== MATERIAL FOR THIS EXERCISE ==
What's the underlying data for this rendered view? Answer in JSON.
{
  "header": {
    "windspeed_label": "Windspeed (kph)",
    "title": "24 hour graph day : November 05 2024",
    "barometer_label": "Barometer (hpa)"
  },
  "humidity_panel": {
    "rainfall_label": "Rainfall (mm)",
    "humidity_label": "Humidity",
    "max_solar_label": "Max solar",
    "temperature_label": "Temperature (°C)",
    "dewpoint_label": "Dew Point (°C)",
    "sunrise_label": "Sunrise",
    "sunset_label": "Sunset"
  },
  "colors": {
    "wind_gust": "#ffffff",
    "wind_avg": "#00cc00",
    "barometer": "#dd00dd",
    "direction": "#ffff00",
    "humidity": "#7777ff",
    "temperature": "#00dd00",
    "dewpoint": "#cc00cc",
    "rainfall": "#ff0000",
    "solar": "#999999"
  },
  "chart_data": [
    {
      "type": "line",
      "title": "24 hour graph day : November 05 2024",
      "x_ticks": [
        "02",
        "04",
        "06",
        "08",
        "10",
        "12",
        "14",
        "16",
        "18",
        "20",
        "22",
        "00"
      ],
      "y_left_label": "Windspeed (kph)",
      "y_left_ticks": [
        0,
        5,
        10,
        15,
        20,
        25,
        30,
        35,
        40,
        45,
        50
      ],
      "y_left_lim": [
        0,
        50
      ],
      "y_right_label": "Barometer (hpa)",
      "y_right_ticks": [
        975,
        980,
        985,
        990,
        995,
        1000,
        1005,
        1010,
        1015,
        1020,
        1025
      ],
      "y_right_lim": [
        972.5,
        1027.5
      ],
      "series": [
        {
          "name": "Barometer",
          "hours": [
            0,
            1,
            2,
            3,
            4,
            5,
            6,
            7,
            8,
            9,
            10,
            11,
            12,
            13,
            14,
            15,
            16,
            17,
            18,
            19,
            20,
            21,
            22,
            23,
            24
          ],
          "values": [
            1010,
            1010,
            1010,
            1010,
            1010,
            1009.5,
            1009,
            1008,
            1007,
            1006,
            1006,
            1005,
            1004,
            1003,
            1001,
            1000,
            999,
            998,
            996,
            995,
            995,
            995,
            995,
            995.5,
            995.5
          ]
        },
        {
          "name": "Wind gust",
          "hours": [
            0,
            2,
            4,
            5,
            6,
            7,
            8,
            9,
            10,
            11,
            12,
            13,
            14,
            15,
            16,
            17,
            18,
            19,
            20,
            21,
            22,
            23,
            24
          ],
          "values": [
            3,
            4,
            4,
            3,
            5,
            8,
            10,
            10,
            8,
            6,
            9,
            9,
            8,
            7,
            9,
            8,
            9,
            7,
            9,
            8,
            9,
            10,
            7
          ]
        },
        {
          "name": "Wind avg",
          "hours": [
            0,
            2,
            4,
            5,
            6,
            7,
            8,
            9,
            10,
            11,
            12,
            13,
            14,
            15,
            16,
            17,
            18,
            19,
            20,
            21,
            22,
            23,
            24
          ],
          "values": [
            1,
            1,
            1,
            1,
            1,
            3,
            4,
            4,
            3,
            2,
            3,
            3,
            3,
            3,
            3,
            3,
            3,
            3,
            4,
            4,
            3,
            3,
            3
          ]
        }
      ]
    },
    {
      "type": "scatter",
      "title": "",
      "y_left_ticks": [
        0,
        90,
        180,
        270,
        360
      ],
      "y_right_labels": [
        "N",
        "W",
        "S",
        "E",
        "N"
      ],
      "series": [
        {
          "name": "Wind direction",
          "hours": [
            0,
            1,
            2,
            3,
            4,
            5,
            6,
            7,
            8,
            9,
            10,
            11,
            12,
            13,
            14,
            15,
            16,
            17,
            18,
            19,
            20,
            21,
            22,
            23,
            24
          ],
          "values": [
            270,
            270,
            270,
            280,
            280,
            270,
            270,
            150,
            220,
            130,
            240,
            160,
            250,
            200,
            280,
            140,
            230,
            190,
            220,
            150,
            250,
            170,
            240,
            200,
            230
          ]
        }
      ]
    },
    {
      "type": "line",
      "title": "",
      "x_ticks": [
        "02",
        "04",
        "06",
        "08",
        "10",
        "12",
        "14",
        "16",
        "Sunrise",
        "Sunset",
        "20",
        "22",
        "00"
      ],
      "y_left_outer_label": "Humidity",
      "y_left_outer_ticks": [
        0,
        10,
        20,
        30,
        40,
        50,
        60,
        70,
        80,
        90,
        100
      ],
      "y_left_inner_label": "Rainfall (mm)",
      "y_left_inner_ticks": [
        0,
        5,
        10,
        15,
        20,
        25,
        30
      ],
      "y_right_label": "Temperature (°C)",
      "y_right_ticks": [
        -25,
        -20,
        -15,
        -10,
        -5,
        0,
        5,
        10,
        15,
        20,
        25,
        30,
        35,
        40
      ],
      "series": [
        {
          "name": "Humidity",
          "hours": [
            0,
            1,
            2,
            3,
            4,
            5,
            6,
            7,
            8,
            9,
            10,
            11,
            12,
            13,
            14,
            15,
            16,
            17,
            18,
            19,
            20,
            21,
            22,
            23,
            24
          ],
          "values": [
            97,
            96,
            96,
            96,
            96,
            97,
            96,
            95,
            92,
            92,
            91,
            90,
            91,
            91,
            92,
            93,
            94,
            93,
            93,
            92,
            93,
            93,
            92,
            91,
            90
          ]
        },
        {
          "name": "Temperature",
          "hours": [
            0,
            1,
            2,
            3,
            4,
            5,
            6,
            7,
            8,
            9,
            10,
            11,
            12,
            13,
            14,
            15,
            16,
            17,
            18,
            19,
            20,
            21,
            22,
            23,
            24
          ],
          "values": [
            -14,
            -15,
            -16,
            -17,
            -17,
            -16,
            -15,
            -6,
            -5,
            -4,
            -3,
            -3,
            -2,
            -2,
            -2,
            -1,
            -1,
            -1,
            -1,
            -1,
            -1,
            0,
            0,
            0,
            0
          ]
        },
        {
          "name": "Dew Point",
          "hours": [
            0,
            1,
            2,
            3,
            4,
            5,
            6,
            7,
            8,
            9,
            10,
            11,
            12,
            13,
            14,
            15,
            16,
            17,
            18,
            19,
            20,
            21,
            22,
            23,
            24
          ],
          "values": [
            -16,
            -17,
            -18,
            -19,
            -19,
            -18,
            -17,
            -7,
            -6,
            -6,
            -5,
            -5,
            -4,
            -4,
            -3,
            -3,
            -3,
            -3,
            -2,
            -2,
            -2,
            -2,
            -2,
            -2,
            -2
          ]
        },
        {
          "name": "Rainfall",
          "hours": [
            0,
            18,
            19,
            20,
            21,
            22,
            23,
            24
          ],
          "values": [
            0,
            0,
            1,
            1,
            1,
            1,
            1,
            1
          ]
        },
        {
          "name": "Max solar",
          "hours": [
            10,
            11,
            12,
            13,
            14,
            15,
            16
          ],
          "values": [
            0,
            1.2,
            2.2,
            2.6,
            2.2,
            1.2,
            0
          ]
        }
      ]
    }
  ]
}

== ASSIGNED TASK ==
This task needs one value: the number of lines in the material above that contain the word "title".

== EXERCISE RESULT ==
4